It takes a long time, but in the end the Soviets usually do come around to a common-sense point of view. Sometimes, however, their opponents get tired out before the Soviets accept the sensible point of view and the point of agreement is reached; that, of course, is what they hope for.
Smooth running machinery to help solve the problems of the world and keep it on as even a keel as possible in these difficult days is not one of the Soviet's aims, for if they can just keep countries in chaos they hope that sooner or later they can step in and take them over.
An amusing cartoon in one of our papers the other day depicted a large Teddy-bear with a card around his neck saying: "From Nikita to Castro." The discovery that when you accept help you may also be forced to accept a system comes rather slowly, but I think in the end the communist sytem will be harder for Cuba to swallow than the stupidity of some of the things done by Americans.
Only time will tell, and so we shall all wait and pray that nothing really harmful to the peace of the world occurs in Cuba. Eventually the Soviets may realize that communism may be better off if two systems are allowed to flourish in the world, under conditions where those that prefer one are not in constant fear of being taken over by the other.
I think the storm of protest which has been aroused by the appointment of Robert Kennedy to the Attorney-Generalship is beginning to seem foolish. Granted that he is young, granted that he has no long experience as a lawyer behind him, he nevertheless has integrity. His ability seems to be unquestioned and it is just possible that he understands certain phases of his brother's programs better, and has a more comprehensive knowledge of them, than anyone else that the President-elect has been able to find.
In this case, I doubt whether the President-elect is choosing his brother. I think he is choosing a man whom he believes will get some of the things done which he wants to accomplish.
With an Attorney General who will use his powers to the limit, a good deal can be accomplished along the lines that I am sure the future President wants. Much can be done for civil rights, something can be done to control racketeers.
It may well be that after careful thought and search the President-elect has decided that the qualities needed to carry through this job are found in his brother.

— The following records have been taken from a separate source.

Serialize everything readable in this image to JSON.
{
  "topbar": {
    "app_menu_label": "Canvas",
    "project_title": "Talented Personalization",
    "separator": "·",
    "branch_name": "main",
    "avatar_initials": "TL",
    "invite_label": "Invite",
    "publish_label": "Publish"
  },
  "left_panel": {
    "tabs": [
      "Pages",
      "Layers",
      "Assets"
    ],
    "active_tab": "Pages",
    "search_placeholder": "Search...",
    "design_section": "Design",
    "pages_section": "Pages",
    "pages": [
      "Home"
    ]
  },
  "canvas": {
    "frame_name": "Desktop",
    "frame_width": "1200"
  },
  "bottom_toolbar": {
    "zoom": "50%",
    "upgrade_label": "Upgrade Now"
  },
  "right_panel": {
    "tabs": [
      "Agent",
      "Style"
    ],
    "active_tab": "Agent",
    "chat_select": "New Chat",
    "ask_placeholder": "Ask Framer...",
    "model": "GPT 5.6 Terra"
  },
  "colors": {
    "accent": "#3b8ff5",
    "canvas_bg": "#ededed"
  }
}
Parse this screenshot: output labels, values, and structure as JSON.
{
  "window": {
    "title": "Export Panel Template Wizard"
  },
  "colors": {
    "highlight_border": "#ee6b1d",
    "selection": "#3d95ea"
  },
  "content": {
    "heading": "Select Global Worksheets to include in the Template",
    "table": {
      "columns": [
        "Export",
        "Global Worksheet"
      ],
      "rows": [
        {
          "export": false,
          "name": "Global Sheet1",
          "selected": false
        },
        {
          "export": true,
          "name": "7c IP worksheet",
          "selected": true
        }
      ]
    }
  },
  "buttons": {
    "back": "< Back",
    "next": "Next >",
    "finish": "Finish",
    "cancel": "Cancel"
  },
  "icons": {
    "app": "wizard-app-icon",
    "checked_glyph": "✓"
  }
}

This judgement may be good or bad, but it seems to me that we might wait with a little more calm to find out whether President-elect Kennedy's objectives are better obtained through the way he has chosen, or whether he should have observed the unwritten tradition that having members of your family in positions of government where they carry real responsibility is dangerous.
(Copyright, 1960, by United Feature Syndicate, Inc.)
Names Mentioned or Referenced
- Castro, Fidel, 1926-2016
[ LC | VIAF | Wikidata | SNAC ]
- Kennedy, Robert F., 1925-1968
[ LC | VIAF | Wikidata | SNAC ]
- Khrushchev, Nikita Sergeevich, 1894-1971
[ ERPP bio | LC | VIAF | Wikidata | SNAC ]
- [ index ] Hyde Park (Dutchess County, N.Y., United States)
About this document
My Day by Eleanor Roosevelt, December 27, 1960
Digital edition created by The Eleanor Roosevelt Papers Project The George Washington University 312 Academic Building 2100 Foxhall Road, NW Washington, DC 20007
- Brick, Christopher (Editor)
- Regenhardt, Christy (Associate Editor)
- Black, Allida M. (Editor)
- Binker, Mary Jo (Associate Editor)
- Alhambra, Christopher C. (Electronic Text Editor)
Digital edition published 2008, 2017 by
The Eleanor Roosevelt Papers Project
Available under licence from the Estate of Anna Eleanor Roosevelt.
Published with permission from the Estate of Anna Eleanor Roosevelt.
MEP edition publlished on 2008-06-30
TEI-P5 edition published on 2017-04-28
Transcription created from a photocopy of a UFS wire copy of a My Day column instance
archived at the Franklin D. Roosevelt Library.
TMs, AERP, FDRL